Collected data entries:
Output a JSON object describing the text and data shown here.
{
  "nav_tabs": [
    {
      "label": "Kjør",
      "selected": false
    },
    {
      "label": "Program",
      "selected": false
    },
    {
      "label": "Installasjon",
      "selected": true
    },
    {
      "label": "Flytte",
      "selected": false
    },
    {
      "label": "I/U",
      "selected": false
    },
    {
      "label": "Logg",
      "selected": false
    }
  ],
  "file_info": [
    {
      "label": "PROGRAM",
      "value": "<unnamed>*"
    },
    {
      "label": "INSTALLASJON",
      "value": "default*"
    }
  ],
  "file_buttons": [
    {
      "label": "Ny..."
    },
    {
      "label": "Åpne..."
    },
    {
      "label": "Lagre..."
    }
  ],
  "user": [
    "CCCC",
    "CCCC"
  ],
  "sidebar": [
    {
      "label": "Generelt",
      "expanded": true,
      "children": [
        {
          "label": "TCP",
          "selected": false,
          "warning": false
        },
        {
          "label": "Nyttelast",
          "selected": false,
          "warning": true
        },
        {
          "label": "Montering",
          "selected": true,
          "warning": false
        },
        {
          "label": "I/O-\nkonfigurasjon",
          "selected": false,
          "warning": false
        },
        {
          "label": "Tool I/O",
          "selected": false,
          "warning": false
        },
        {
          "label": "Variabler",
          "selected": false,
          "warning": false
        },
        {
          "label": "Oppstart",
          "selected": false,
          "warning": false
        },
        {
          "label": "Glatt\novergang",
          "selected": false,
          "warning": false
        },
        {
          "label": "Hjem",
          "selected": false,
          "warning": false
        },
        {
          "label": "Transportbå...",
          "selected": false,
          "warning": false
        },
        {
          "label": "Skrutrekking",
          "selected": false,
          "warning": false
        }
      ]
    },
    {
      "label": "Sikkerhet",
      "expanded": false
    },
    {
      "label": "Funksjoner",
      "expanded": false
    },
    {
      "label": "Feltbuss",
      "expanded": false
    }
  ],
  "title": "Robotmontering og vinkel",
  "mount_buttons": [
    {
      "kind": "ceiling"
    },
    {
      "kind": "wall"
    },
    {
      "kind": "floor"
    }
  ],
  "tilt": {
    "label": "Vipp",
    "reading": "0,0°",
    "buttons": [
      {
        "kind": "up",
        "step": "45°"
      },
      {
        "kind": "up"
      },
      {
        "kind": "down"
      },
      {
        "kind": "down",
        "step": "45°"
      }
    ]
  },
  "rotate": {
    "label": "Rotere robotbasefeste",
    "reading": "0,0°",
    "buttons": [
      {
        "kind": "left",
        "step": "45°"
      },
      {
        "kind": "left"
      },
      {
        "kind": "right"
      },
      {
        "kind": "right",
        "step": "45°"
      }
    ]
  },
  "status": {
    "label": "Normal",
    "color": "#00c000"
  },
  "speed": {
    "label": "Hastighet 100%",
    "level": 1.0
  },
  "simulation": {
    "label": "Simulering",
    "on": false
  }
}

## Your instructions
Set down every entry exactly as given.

## Answer to this task
Output a JSON object describing the text and data shown here.
{
  "nav_tabs": [
    {
      "label": "Kjør",
      "selected": false
    },
    {
      "label": "Program",
      "selected": false
    },
    {
      "label": "Installasjon",
      "selected": true
    },
    {
      "label": "Flytte",
      "selected": false
    },
    {
      "label": "I/U",
      "selected": false
    },
    {
      "label": "Logg",
      "selected": false
    }
  ],
  "file_info": [
    {
      "label": "PROGRAM",
      "value": "<unnamed>*"
    },
    {
      "label": "INSTALLASJON",
      "value": "default*"
    }
  ],
  "file_buttons": [
    {
      "label": "Ny..."
    },
    {
      "label": "Åpne..."
    },
    {
      "label": "Lagre..."
    }
  ],
  "user": [
    "CCCC",
    "CCCC"
  ],
  "sidebar": [
    {
      "label": "Generelt",
      "expanded": true,
      "children": [
        {
          "label": "TCP",
          "selected": false,
          "warning": false
        },
        {
          "label": "Nyttelast",
          "selected": false,
          "warning": true
        },
        {
          "label": "Montering",
          "selected": true,
          "warning": false
        },
        {
          "label": "I/O-\nkonfigurasjon",
          "selected": false,
          "warning": false
        },
        {
          "label": "Tool I/O",
          "selected": false,
          "warning": false
        },
        {
          "label": "Variabler",
          "selected": false,
          "warning": false
        },
        {
          "label": "Oppstart",
          "selected": false,
          "warning": false
        },
        {
          "label": "Glatt\novergang",
          "selected": false,
          "warning": false
        },
        {
          "label": "Hjem",
          "selected": false,
          "warning": false
        },
        {
          "label": "Transportbå...",
          "selected": false,
          "warning": false
        },
        {
          "label": "Skrutrekking",
          "selected": false,
          "warning": false
        }
      ]
    },
    {
      "label": "Sikkerhet",
      "expanded": false
    },
    {
      "label": "Funksjoner",
      "expanded": false
    },
    {
      "label": "Feltbuss",
      "expanded": false
    }
  ],
  "title": "Robotmontering og vinkel",
  "mount_buttons": [
    {
      "kind": "ceiling"
    },
    {
      "kind": "wall"
    },
    {
      "kind": "floor"
    }
  ],
  "tilt": {
    "label": "Vipp",
    "reading": "0,0°",
    "buttons": [
      {
        "kind": "up",
        "step": "45°"
      },
      {
        "kind": "up"
      },
      {
        "kind": "down"
      },
      {
        "kind": "down",
        "step": "45°"
      }
    ]
  },
  "rotate": {
    "label": "Rotere robotbasefeste",
    "reading": "0,0°",
    "buttons": [
      {
        "kind": "left",
        "step": "45°"
      },
      {
        "kind": "left"
      },
      {
        "kind": "right"
      },
      {
        "kind": "right",
        "step": "45°"
      }
    ]
  },
  "status": {
    "label": "Normal",
    "color": "#00c000"
  },
  "speed": {
    "label": "Hastighet 100%",
    "level": 1.0
  },
  "simulation": {
    "label": "Simulering",
    "on": false
  }
}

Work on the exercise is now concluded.